BEGIN DATA EXCERPTS
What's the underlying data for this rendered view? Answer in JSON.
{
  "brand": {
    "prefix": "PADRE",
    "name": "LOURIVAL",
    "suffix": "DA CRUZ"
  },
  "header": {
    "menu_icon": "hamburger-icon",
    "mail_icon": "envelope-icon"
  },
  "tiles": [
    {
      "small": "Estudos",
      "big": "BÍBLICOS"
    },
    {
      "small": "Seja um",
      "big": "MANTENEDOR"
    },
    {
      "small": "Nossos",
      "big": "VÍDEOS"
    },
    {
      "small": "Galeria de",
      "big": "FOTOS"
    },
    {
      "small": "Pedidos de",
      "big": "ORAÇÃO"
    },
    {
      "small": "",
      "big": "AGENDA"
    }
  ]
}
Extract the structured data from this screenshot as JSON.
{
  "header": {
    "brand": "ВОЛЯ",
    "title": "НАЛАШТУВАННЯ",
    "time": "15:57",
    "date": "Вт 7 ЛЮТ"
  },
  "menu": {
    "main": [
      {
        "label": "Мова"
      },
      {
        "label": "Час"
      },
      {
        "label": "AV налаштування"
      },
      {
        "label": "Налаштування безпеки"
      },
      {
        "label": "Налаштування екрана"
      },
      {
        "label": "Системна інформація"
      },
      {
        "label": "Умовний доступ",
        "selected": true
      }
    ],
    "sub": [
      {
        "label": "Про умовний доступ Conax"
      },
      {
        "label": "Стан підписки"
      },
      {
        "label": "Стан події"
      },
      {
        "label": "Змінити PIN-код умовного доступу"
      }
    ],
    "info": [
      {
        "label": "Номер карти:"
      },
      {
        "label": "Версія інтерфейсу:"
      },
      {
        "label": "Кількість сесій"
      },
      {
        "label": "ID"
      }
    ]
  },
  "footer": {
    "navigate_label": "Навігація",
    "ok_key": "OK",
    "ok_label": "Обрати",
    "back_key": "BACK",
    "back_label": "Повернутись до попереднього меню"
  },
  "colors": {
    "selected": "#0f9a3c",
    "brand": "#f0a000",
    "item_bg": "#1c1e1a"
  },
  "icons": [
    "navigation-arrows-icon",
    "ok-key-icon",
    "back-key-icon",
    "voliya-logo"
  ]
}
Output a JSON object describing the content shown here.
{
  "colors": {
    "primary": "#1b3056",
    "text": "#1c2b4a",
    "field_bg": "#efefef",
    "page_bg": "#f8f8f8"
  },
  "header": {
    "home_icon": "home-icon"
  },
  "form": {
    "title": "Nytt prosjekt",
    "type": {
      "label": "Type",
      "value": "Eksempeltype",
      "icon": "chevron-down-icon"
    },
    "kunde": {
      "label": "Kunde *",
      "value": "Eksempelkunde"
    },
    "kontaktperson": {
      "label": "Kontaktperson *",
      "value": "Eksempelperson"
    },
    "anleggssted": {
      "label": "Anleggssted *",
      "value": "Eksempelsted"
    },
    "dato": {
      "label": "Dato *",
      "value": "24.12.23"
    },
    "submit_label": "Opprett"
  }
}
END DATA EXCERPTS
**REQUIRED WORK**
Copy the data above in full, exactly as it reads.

**COMPLETED EXERCISE**
What's the underlying data for this rendered view? Answer in JSON.
{
  "brand": {
    "prefix": "PADRE",
    "name": "LOURIVAL",
    "suffix": "DA CRUZ"
  },
  "header": {
    "menu_icon": "hamburger-icon",
    "mail_icon": "envelope-icon"
  },
  "tiles": [
    {
      "small": "Estudos",
      "big": "BÍBLICOS"
    },
    {
      "small": "Seja um",
      "big": "MANTENEDOR"
    },
    {
      "small": "Nossos",
      "big": "VÍDEOS"
    },
    {
      "small": "Galeria de",
      "big": "FOTOS"
    },
    {
      "small": "Pedidos de",
      "big": "ORAÇÃO"
    },
    {
      "small": "",
      "big": "AGENDA"
    }
  ]
}
Extract the structured data from this screenshot as JSON.
{
  "header": {
    "brand": "ВОЛЯ",
    "title": "НАЛАШТУВАННЯ",
    "time": "15:57",
    "date": "Вт 7 ЛЮТ"
  },
  "menu": {
    "main": [
      {
        "label": "Мова"
      },
      {
        "label": "Час"
      },
      {
        "label": "AV налаштування"
      },
      {
        "label": "Налаштування безпеки"
      },
      {
        "label": "Налаштування екрана"
      },
      {
        "label": "Системна інформація"
      },
      {
        "label": "Умовний доступ",
        "selected": true
      }
    ],
    "sub": [
      {
        "label": "Про умовний доступ Conax"
      },
      {
        "label": "Стан підписки"
      },
      {
        "label": "Стан події"
      },
      {
        "label": "Змінити PIN-код умовного доступу"
      }
    ],
    "info": [
      {
        "label": "Номер карти:"
      },
      {
        "label": "Версія інтерфейсу:"
      },
      {
        "label": "Кількість сесій"
      },
      {
        "label": "ID"
      }
    ]
  },
  "footer": {
    "navigate_label": "Навігація",
    "ok_key": "OK",
    "ok_label": "Обрати",
    "back_key": "BACK",
    "back_label": "Повернутись до попереднього меню"
  },
  "colors": {
    "selected": "#0f9a3c",
    "brand": "#f0a000",
    "item_bg": "#1c1e1a"
  },
  "icons": [
    "navigation-arrows-icon",
    "ok-key-icon",
    "back-key-icon",
    "voliya-logo"
  ]
}
Output a JSON object describing the content shown here.
{
  "colors": {
    "primary": "#1b3056",
    "text": "#1c2b4a",
    "field_bg": "#efefef",
    "page_bg": "#f8f8f8"
  },
  "header": {
    "home_icon": "home-icon"
  },
  "form": {
    "title": "Nytt prosjekt",
    "type": {
      "label": "Type",
      "value": "Eksempeltype",
      "icon": "chevron-down-icon"
    },
    "kunde": {
      "label": "Kunde *",
      "value": "Eksempelkunde"
    },
    "kontaktperson": {
      "label": "Kontaktperson *",
      "value": "Eksempelperson"
    },
    "anleggssted": {
      "label": "Anleggssted *",
      "value": "Eksempelsted"
    },
    "dato": {
      "label": "Dato *",
      "value": "24.12.23"
    },
    "submit_label": "Opprett"
  }
}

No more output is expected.